There are few people with the credibility, long practice, authorship or who have had as broad an impact at the grass roots level on interreligious dialogue as Leonard Swidler, Ph.D., and Chair of Catholic Thought & Interreligious Dialogue for the Religion Department at Temple University. He is a member of a small group of original pioneers that promoted interfaith activities along with His Holiness the Dali Lama, Pope John Paul II, Fr. Thomas Merton, O.C.S.O., Fr. Hans Kung, Rev. Dr. Hans Ucko, and Brother Wayne Teasdale credited with having coined the term “interspiritual”.

The “Universal Declaration of a Global Ethic” and “ten commonsense guidelines for interreligious dialogue called the “Dialogue Decalogue” are just a few of the significant resources that Dr. Leonard Swidler has contributed to humanity for the purpose of increasing cross-border diplomacy, interreligious dialogue, respect and peace throughout the world among Jews, Christians and Muslims.

Upon reading the Introduction in the book, “Interfaith Dialogue at the Grass Roots”, Edited by Rebecca Katz Mays, I became aware of Dr. Swidler’s early work in Macedonia, one of the independent republics from former Yugoslavia.  Inspired by his work on dialogue, I decided to write to him with the hope of eventually having the honor of meeting him.

Dr. Swidler invited me to join him for a private meeting.
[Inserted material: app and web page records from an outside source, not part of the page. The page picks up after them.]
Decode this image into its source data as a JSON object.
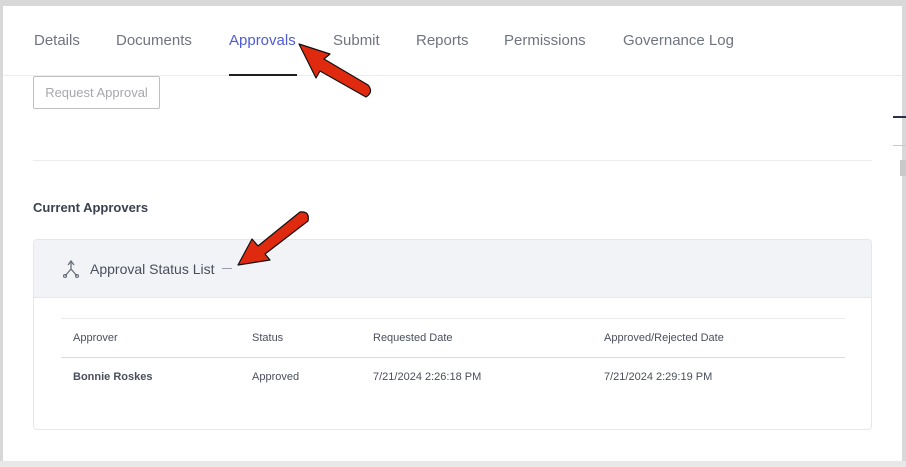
{
  "tabs": [
    {
      "label": "Details"
    },
    {
      "label": "Documents"
    },
    {
      "label": "Approvals"
    },
    {
      "label": "Submit"
    },
    {
      "label": "Reports"
    },
    {
      "label": "Permissions"
    },
    {
      "label": "Governance Log"
    }
  ],
  "active_tab": "Approvals",
  "request_button": "Request Approval",
  "section_title": "Current Approvers",
  "panel": {
    "title": "Approval Status List",
    "collapse_icon": "minus-icon",
    "icon": "approval-flow-icon"
  },
  "table": {
    "headers": [
      "Approver",
      "Status",
      "Requested Date",
      "Approved/Rejected Date"
    ],
    "rows": [
      [
        "Bonnie Roskes",
        "Approved",
        "7/21/2024 2:26:18 PM",
        "7/21/2024 2:29:19 PM"
      ]
    ]
  },
  "colors": {
    "accent": "#4f5bd5",
    "annotation_arrow": "#e02a10"
  }
}
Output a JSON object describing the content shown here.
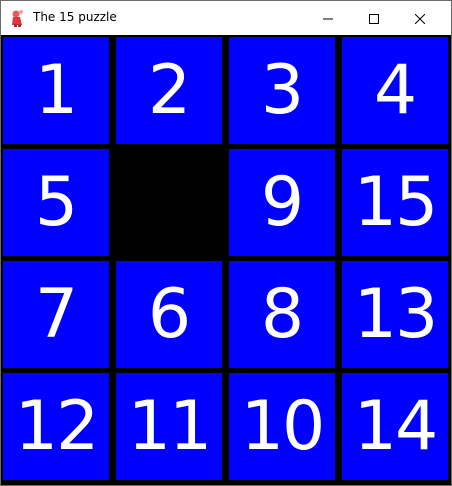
{
  "window": {
    "title": "The 15 puzzle",
    "icon": "app-mascot-icon",
    "buttons": [
      "minimize-icon",
      "maximize-icon",
      "close-icon"
    ]
  },
  "colors": {
    "tile": "#0000ff",
    "tile_text": "#ffffff",
    "blank": "#000000",
    "board_gap": "#000000"
  },
  "board": {
    "rows": 4,
    "cols": 4,
    "tiles": [
      [
        "1",
        "2",
        "3",
        "4"
      ],
      [
        "5",
        "",
        "9",
        "15"
      ],
      [
        "7",
        "6",
        "8",
        "13"
      ],
      [
        "12",
        "11",
        "10",
        "14"
      ]
    ]
  }
}
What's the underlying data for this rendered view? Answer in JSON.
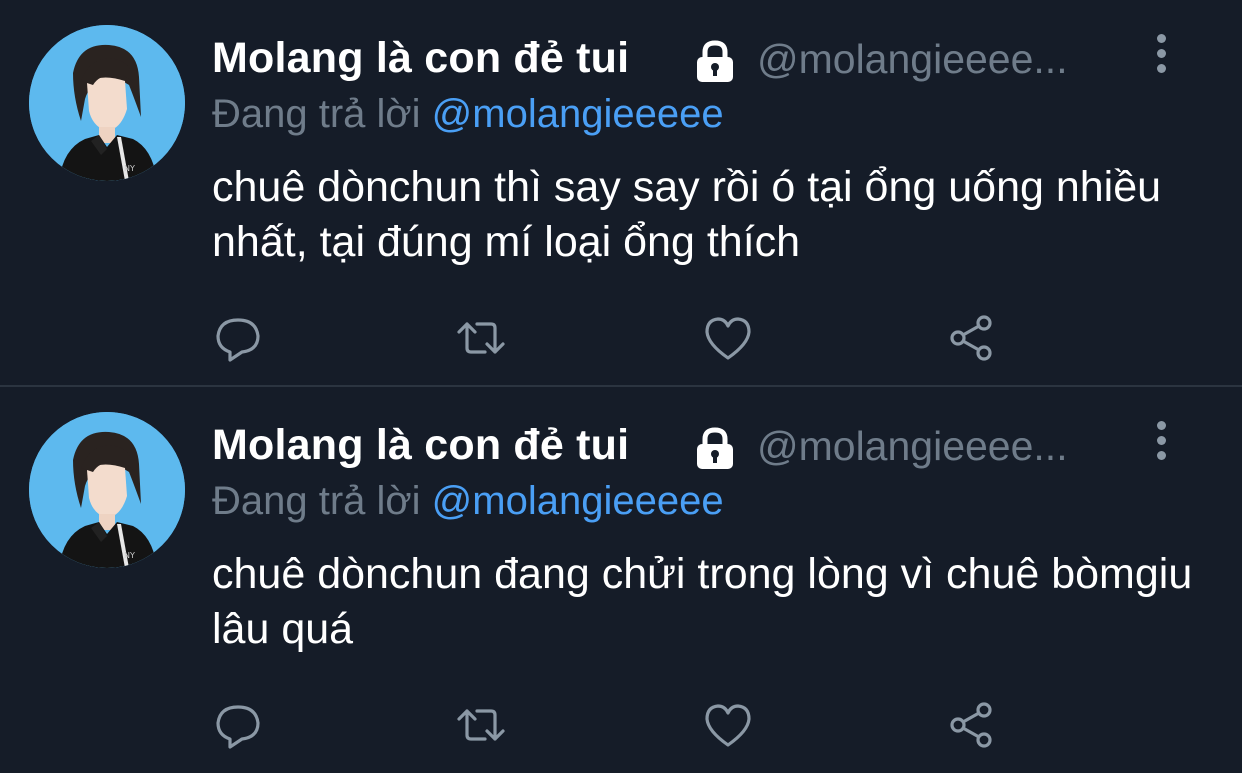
{
  "colors": {
    "background": "#151c28",
    "mention": "#4a9ff5",
    "muted": "#6f7c8a",
    "avatar_bg": "#5db9ee"
  },
  "tweets": [
    {
      "display_name": "Molang là con đẻ tui",
      "handle": "@molangieeee...",
      "reply_prefix": "Đang trả lời",
      "reply_to": "@molangieeeee",
      "text": "chuê dònchun thì say say rồi ó tại ổng uống nhiều nhất, tại đúng mí loại ổng thích",
      "icons": [
        "avatar",
        "lock-icon",
        "more-icon",
        "reply-icon",
        "retweet-icon",
        "like-icon",
        "share-icon"
      ]
    },
    {
      "display_name": "Molang là con đẻ tui",
      "handle": "@molangieeee...",
      "reply_prefix": "Đang trả lời",
      "reply_to": "@molangieeeee",
      "text": "chuê dònchun đang chửi trong lòng vì chuê bòmgiu lâu quá",
      "icons": [
        "avatar",
        "lock-icon",
        "more-icon",
        "reply-icon",
        "retweet-icon",
        "like-icon",
        "share-icon"
      ]
    }
  ]
}
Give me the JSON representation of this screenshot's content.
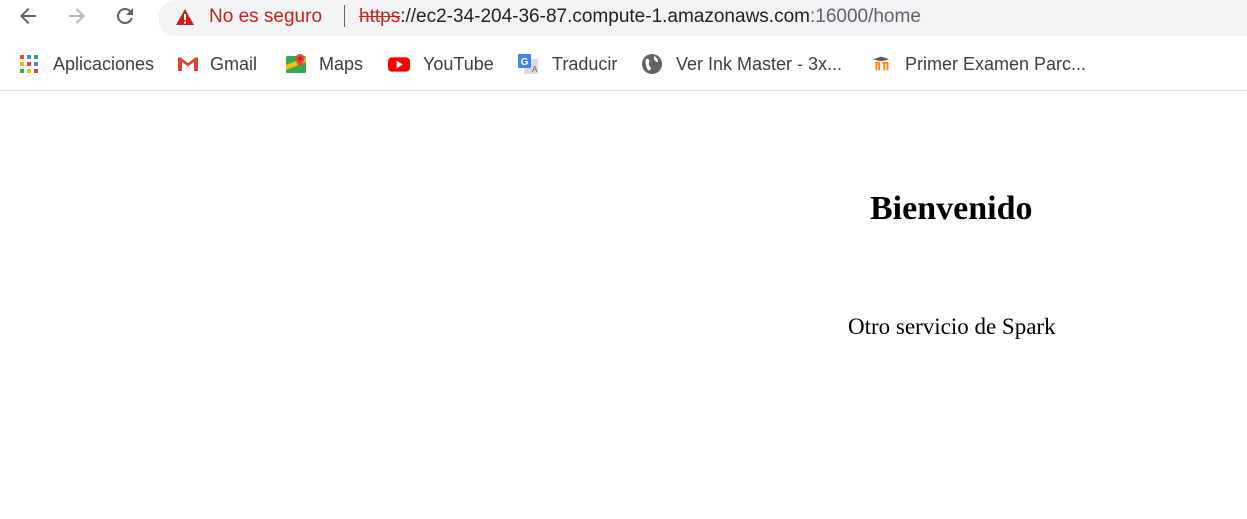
{
  "toolbar": {
    "back_icon": "arrow-left-icon",
    "forward_icon": "arrow-right-icon",
    "reload_icon": "reload-icon"
  },
  "omnibox": {
    "warning_icon": "warning-triangle-icon",
    "security_label": "No es seguro",
    "url_scheme": "https",
    "url_host": "://ec2-34-204-36-87.compute-1.amazonaws.com",
    "url_path": ":16000/home",
    "warning_color": "#c5221f"
  },
  "bookmarks": [
    {
      "label": "Aplicaciones",
      "icon": "apps-grid-icon"
    },
    {
      "label": "Gmail",
      "icon": "gmail-icon"
    },
    {
      "label": "Maps",
      "icon": "maps-icon"
    },
    {
      "label": "YouTube",
      "icon": "youtube-icon"
    },
    {
      "label": "Traducir",
      "icon": "translate-icon"
    },
    {
      "label": "Ver Ink Master - 3x...",
      "icon": "globe-icon"
    },
    {
      "label": "Primer Examen Parc...",
      "icon": "moodle-icon"
    }
  ],
  "page": {
    "heading": "Bienvenido",
    "text": "Otro servicio de Spark"
  }
}
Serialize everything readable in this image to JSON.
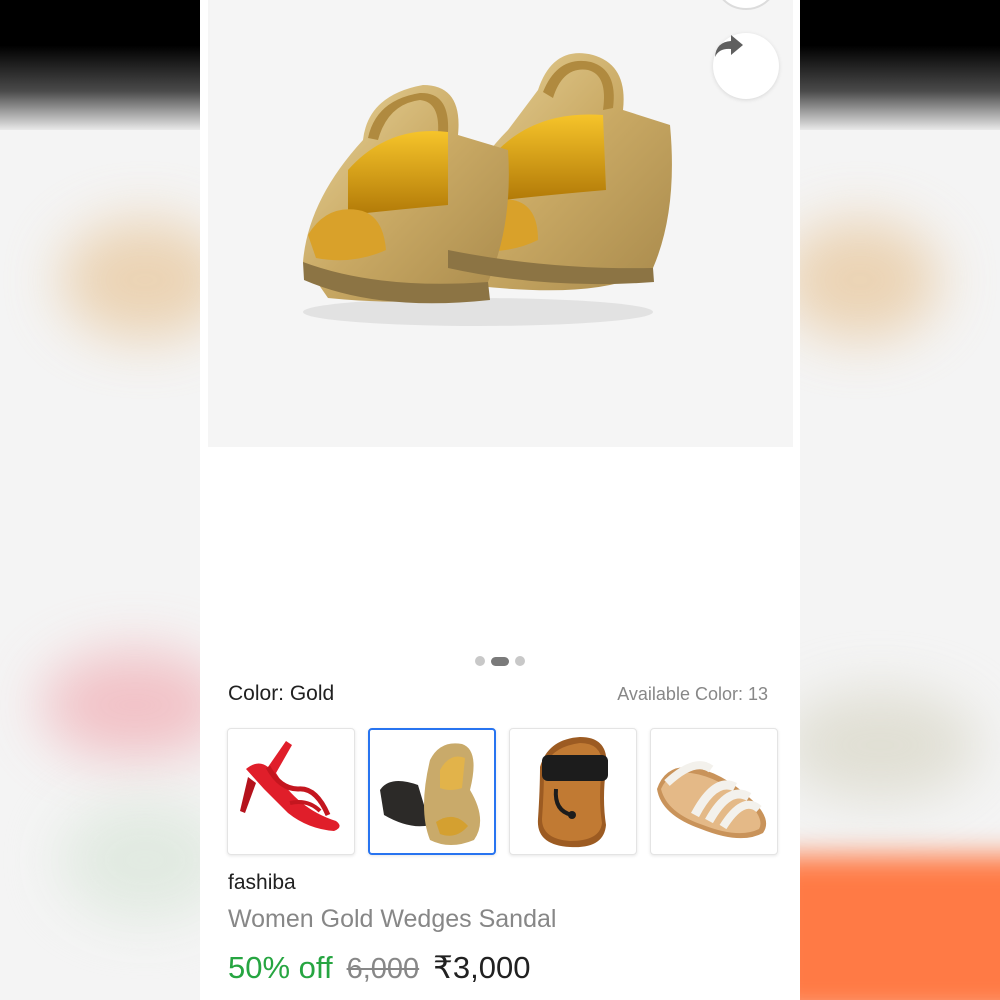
{
  "product": {
    "brand": "fashiba",
    "title": "Women Gold Wedges Sandal",
    "discount": "50% off",
    "mrp": "6,000",
    "price": "₹3,000"
  },
  "gallery": {
    "image": "gold-wedge-sandal-photo",
    "page_count": 3,
    "active_page": 2
  },
  "actions": {
    "share_icon": "share-arrow-icon"
  },
  "color_picker": {
    "label": "Color: Gold",
    "available": "Available Color: 13",
    "options": [
      {
        "name": "red-strappy-heel",
        "selected": false
      },
      {
        "name": "gold-wedge-sandal",
        "selected": true
      },
      {
        "name": "black-brown-kolhapuri",
        "selected": false
      },
      {
        "name": "white-flat-sandal",
        "selected": false
      }
    ],
    "selected_border_color": "#2874f0"
  },
  "colors": {
    "discount": "#26a541",
    "muted_text": "#878787",
    "primary_text": "#212121"
  }
}
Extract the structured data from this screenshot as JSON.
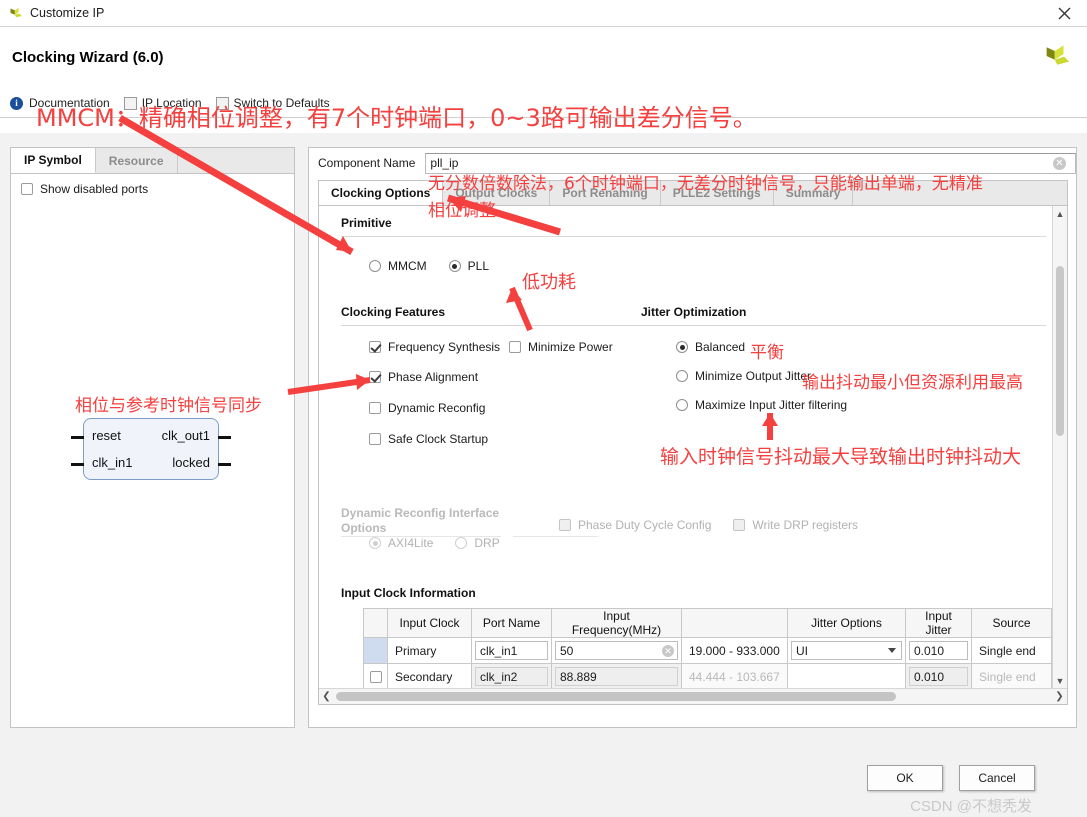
{
  "window": {
    "title": "Customize IP",
    "close_icon": "close-icon",
    "app_icon": "xilinx-logo-icon"
  },
  "header": {
    "title": "Clocking Wizard (6.0)",
    "logo_icon": "xilinx-logo-icon"
  },
  "toolbar": {
    "info_icon": "info-icon",
    "items": [
      {
        "label": "Documentation",
        "icon": "documentation-icon"
      },
      {
        "label": "IP Location",
        "icon": "ip-location-icon"
      },
      {
        "label": "Switch to Defaults",
        "icon": "switch-defaults-icon"
      }
    ]
  },
  "left_panel": {
    "tabs": [
      {
        "label": "IP Symbol",
        "active": true
      },
      {
        "label": "Resource",
        "active": false
      }
    ],
    "show_disabled_ports": {
      "label": "Show disabled ports",
      "checked": false
    },
    "symbol": {
      "left_ports": [
        "reset",
        "clk_in1"
      ],
      "right_ports": [
        "clk_out1",
        "locked"
      ]
    }
  },
  "right_panel": {
    "component_name": {
      "label": "Component Name",
      "value": "pll_ip",
      "clear_icon": "clear-icon"
    },
    "tabs": [
      {
        "label": "Clocking Options",
        "active": true
      },
      {
        "label": "Output Clocks",
        "active": false
      },
      {
        "label": "Port Renaming",
        "active": false
      },
      {
        "label": "PLLE2 Settings",
        "active": false
      },
      {
        "label": "Summary",
        "active": false
      }
    ],
    "primitive": {
      "title": "Primitive",
      "options": [
        {
          "label": "MMCM",
          "selected": false
        },
        {
          "label": "PLL",
          "selected": true
        }
      ]
    },
    "clocking_features": {
      "title": "Clocking Features",
      "items": [
        {
          "label": "Frequency Synthesis",
          "checked": true
        },
        {
          "label": "Minimize Power",
          "checked": false
        },
        {
          "label": "Phase Alignment",
          "checked": true
        },
        {
          "label": "Dynamic Reconfig",
          "checked": false
        },
        {
          "label": "Safe Clock Startup",
          "checked": false
        }
      ]
    },
    "jitter_optimization": {
      "title": "Jitter Optimization",
      "options": [
        {
          "label": "Balanced",
          "selected": true
        },
        {
          "label": "Minimize Output Jitter",
          "selected": false
        },
        {
          "label": "Maximize Input Jitter filtering",
          "selected": false
        }
      ]
    },
    "dynamic_reconfig": {
      "title_line1": "Dynamic Reconfig Interface",
      "title_line2": "Options",
      "radios": [
        {
          "label": "AXI4Lite",
          "selected": true
        },
        {
          "label": "DRP",
          "selected": false
        }
      ],
      "checks": [
        {
          "label": "Phase Duty Cycle Config",
          "checked": false
        },
        {
          "label": "Write DRP registers",
          "checked": false
        }
      ]
    },
    "input_clock_information": {
      "title": "Input Clock Information",
      "columns": [
        "",
        "Input Clock",
        "Port Name",
        "Input Frequency(MHz)",
        "",
        "Jitter Options",
        "Input Jitter",
        "Source"
      ],
      "rows": [
        {
          "enabled": true,
          "input_clock": "Primary",
          "port_name": "clk_in1",
          "input_frequency": "50",
          "range": "19.000 - 933.000",
          "jitter_options": "UI",
          "input_jitter": "0.010",
          "source": "Single end"
        },
        {
          "enabled": false,
          "input_clock": "Secondary",
          "port_name": "clk_in2",
          "input_frequency": "88.889",
          "range": "44.444 - 103.667",
          "jitter_options": "",
          "input_jitter": "0.010",
          "source": "Single end"
        }
      ]
    }
  },
  "footer": {
    "ok_label": "OK",
    "cancel_label": "Cancel",
    "watermark": "CSDN @不想秃发"
  },
  "annotations": [
    {
      "id": "a1",
      "text": "MMCM：精确相位调整，有7个时钟端口，0~3路可输出差分信号。"
    },
    {
      "id": "a2",
      "text": "无分数倍数除法，6个时钟端口，无差分时钟信号，只能输出单端，无精准"
    },
    {
      "id": "a3",
      "text": "相位调整"
    },
    {
      "id": "a4",
      "text": "低功耗"
    },
    {
      "id": "a5",
      "text": "平衡"
    },
    {
      "id": "a6",
      "text": "输出抖动最小但资源利用最高"
    },
    {
      "id": "a7",
      "text": "输入时钟信号抖动最大导致输出时钟抖动大"
    },
    {
      "id": "a8",
      "text": "相位与参考时钟信号同步"
    }
  ],
  "colors": {
    "annotation_red": "#f4403f",
    "accent_blue": "#1b4f9c",
    "logo_green": "#c8d430"
  }
}
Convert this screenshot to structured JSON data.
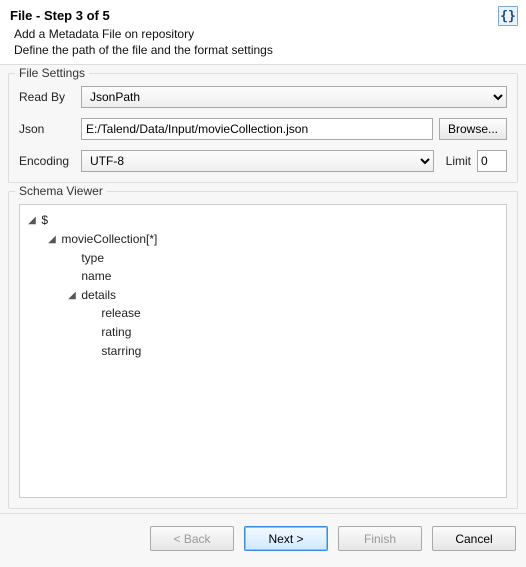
{
  "header": {
    "title": "File - Step 3 of 5",
    "subtitle_line1": "Add a Metadata File on repository",
    "subtitle_line2": "Define the path of the file and the format settings",
    "icon_glyph": "{}"
  },
  "file_settings": {
    "group_title": "File Settings",
    "read_by_label": "Read By",
    "read_by_value": "JsonPath",
    "json_label": "Json",
    "json_value": "E:/Talend/Data/Input/movieCollection.json",
    "browse_label": "Browse...",
    "encoding_label": "Encoding",
    "encoding_value": "UTF-8",
    "limit_label": "Limit",
    "limit_value": "0"
  },
  "schema": {
    "group_title": "Schema Viewer",
    "root": "$",
    "collection": "movieCollection[*]",
    "type": "type",
    "name": "name",
    "details": "details",
    "release": "release",
    "rating": "rating",
    "starring": "starring"
  },
  "footer": {
    "back": "< Back",
    "next": "Next >",
    "finish": "Finish",
    "cancel": "Cancel"
  }
}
Later, when he was able to do so, I dined with him in the faculty dinning hall at Temple University.  After, our lunch together, he took me on a tour of the campus during which he talked about the long history and recent developments in the areas of interfaith and interfaith dialogue.  Dr. Swidler advised me to become familiar with a number of scholars and accomplished grass roots leaders in the nonprofit sector in (e.g., Eboo Patel & others).  He also introduced me to several other Faculty within the Religion Department and lastly before departing he gave me free copies of a number of books that he authored to add to the future library at our proposed ‘Center for Inter-Spiritual Dialogue’.

Dr. Swidler is Co-Founder with his wife Arlene Swidler in 1964 of the Journal of Ecumenical Studies (and still the Editor), Founder/Director of the Institute for Interreligious, Intercultural Dialogue (1985),and Co-Founder/Director of the Global Dialogue Institute (1995), holds degrees in History, Philosophy, and Theology from Marquette University (MA), University of Wisconsin (Ph.D.) and Tübingen University, Germany (S.T.L.), was Visiting Professor at Graz (Austria), Hamburg and Tübingen (Germany), Nankai University (Tianjin, China), Fudan University (Shanghai), and Temple University Japan (Tokyo), University of Malaya (Kuala Lumpur, Malaysia). He has published more than 180 articles & 60 books, including: Dialogue for Reunion (1962), Jewish-Christian Dialogues (1966), Bloodwitness for Peace and Unity (1977), Jewish-Christian-Muslim Dialogue (1978) From Holocaust to Dialogue: A Jewish-Christian Dialogue between Americans and Germans (1981), Buddhism Made Plain (1984), Religious Liberty and Human Rights (1986), Breaking down the Wall Between Americans & East Germans, Christians and Jews (1987), Catholic-Communist Collaboration in Italy (1988), After the Absolute: The Dialogical Future of Religious Reflection (1990), Death or Dialogue. From the Age of Monologue to the Age of Dialogue (1990), A Bridge to Buddhist-Christian Dialogue (1990), Human Rights: Christians, Marxists, and Others in Dialogue (1991), Muslims in Dialogue. The Evolution of a Dialogue over a Generation (1992), For All Life: Toward a Universal Declaration of a Global Ethic. An Interreligious Dialogue (1998), Theoria ¸ Praxis. How Jews, Christians, Muslims Can Together Move from Theory To Practice (1999), The Study of Religion in the Age of Global Dialogue (2000).